The euro is still vulnerable, and Greece is not the only problem
The proximate cause of the latest outbreak of nerves was the decision by the Greek government, now headed by the generally competent Antonis Samaras, to advance the presidential election to later this month. The presidency is largely ceremonial, but if Mr Samaras cannot win enough votes in parliament for his candidate, Stavros Dimas, a general election will follow. Polls suggest the winner would be Syriza, a populist party led by Alexis Tsipras. Although Mr Tsipras professes that he does not want to leave the euro, he is making promises to voters on public spending and taxes that may make it hard for Greece to stay. Hence the markets’ sudden pessimism.
As it happens, there is a good chance that Mr Dimas, a former EU commissioner, will win the presidential vote at the end of this month (see article). But the latest Aegean tragicomedy is a timely reminder both of how unreformed the euro zone still is and of the dangers lurking in its politics.
It is true that, ever since the pledge by the European Central Bank’s president, Mario Draghi in July 2012 to “do whatever it takes” to save the euro, fears that the single currency might break up have dissipated.

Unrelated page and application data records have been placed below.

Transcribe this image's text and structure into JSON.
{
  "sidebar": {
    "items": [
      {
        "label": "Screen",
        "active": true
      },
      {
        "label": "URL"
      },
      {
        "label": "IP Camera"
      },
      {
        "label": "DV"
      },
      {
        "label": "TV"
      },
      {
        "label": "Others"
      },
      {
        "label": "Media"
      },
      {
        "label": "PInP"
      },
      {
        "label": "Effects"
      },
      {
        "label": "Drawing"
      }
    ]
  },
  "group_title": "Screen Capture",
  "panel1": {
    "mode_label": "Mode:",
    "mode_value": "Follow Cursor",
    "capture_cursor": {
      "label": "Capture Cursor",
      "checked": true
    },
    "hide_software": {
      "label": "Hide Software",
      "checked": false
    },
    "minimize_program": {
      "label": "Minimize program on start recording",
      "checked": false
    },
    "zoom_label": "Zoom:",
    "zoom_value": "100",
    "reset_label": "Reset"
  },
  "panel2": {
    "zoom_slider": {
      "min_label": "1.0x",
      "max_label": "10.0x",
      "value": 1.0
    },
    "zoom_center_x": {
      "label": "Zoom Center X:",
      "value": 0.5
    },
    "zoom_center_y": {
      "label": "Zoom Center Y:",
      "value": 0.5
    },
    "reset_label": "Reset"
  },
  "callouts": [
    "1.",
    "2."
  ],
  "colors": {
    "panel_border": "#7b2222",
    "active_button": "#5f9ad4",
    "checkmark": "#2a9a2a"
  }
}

Much has been done to repair the euro’s architecture, ranging from the establishment of a bail-out fund to the start of a banking union. And economic growth across the euro zone is slowly returning, however anaemically, even to Greece and other bailed-out countries.
But is that good enough? Even if the immediate threat of break-up has receded, the longer-term threat to the single currency has, if anything, increased. The euro zone seems to be trapped in a cycle of slow growth, high unemployment and dangerously low inflation. Mr Draghi would like to respond to this with full-blown quantitative easing, but he is running into fierce opposition from German and other like-minded ECB council members (see article). Fiscal expansion is similarly blocked by Germany’s unyielding insistence on strict budgetary discipline. And forcing structural reforms through the two sickliest core euro countries, Italy and France, remains an agonisingly slow business.
Japan is reckoned to have had two “lost decades”; but in the past 20 years it grew by almost 0.9% a year. The euro zone, whose economy has not grown since the crisis, is showing no sign of dragging itself out of its slump. And Japan’s political set-up is far more manageable than Europe’s. It is a single political entity with a cohesive society; the euro zone consists of 18 separate countries, each with a different political landscape. It is hard to imagine it living through a decade even more dismal than Japan’s without some political upheaval.
It’s the politics, stupidIndeed, the political risks to the euro may be greater now than they were at the height of the euro crisis in 2011-12. What was striking then was that large majorities of ordinary voters preferred to stick with the single currency despite the austerity imposed by the conditions of their bail-outs, because they feared that any alternative would be even more painful. Now that the economies of Europe seem a little more stable, the risks of walking away from the single currency may also seem smaller.
Alexis de Tocqueville once observed that the most dangerous moment for a bad government was when it began to reform. Unless it can find some way to boost growth soon, the euro zone could yet bear out his dictum.